Two snapshots for posterity (and to document the date and time of Uber’s email)
And more of the message
I felt better and hoped for better. As I finished reading the message it said very clearly in the end that if I have any questions then I can just reply back to this email or send a tweet.
And I did reply to the email on Friday morning. The only reason I wrote it to see if they really respond. My whole premise was on the fact that this particular driver was already ‘FLAGGED’ by one of the commuters, Nidhi Shah,in the past. Here is the source of the story – http://www.huffingtonpost.in/2014/12/10/uber-rape-case_n_6298094.html
And here are the tweets by Nidhi
So Über knows that they were alerted and they should have paid attention. So now they are writing to their customers and assuring them of a response, So I wrote a small email,
I sent this at 1000 hrs on Dec 12, 2014. As I write this post, it is 1800 hrs on Dec 13. More than 32 hours and no response.
Makes me think that Uber (or at least Uber India) is still non-responsive. Sad.
Update on Dec 19
So I finally heard back, after 6 days. My guess is that they were trying to hire community managers (And my guess is that this person could be on a contract to kind of respond and keep SoMe community pacified than any real hands-on support)
Here is the response
And as you could see, there is no mention of being apologetic for responding after 6 days. I am gonna get my money off PayTM now.
I am a traveler and I love my pint of local Beer. Well, if you do or if you at least want to know more it then this post is for you. The genesis of this post is an email which I got from a web-acquaintance where he shared a rich Infographic on traveller and beer. The source is http://comparisons.financesonline.com/beer-prices-around-the-world-compared/. Thank you David.
So I thought that I would share it with you all so here it goes.
Where to get the cheapest beers ?

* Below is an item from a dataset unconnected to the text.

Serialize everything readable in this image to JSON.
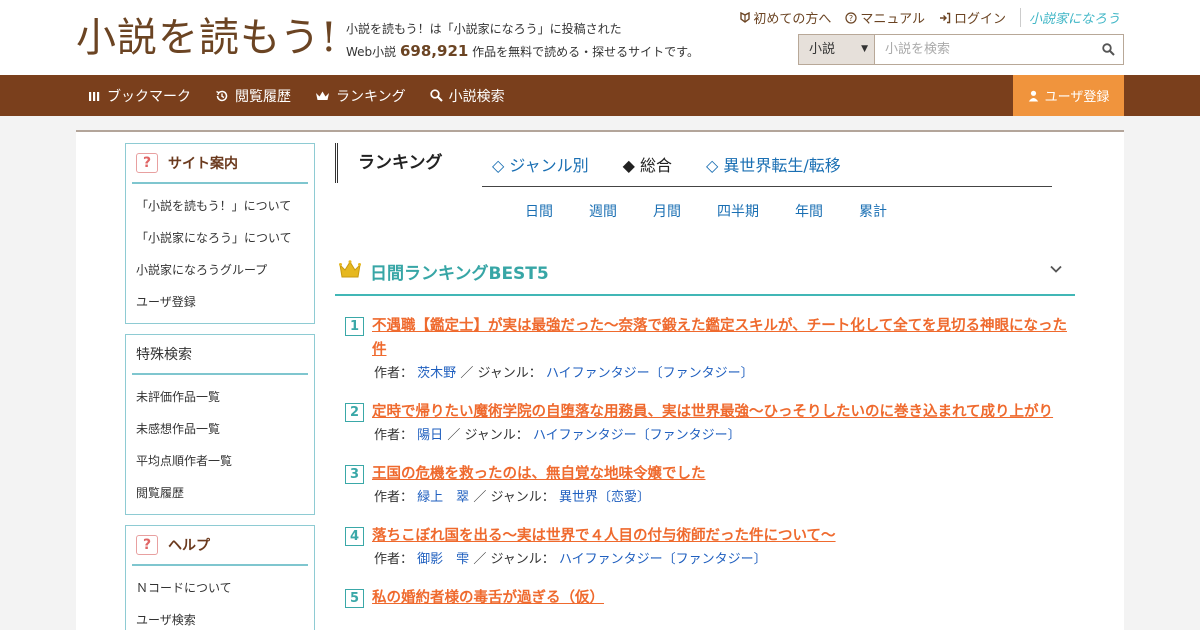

And the winners are mostly in Asia. Ukraine, Vietnam, Combodia and China.
Continue reading Traveller’s Guide To Beer: Where to drink the cheapest beer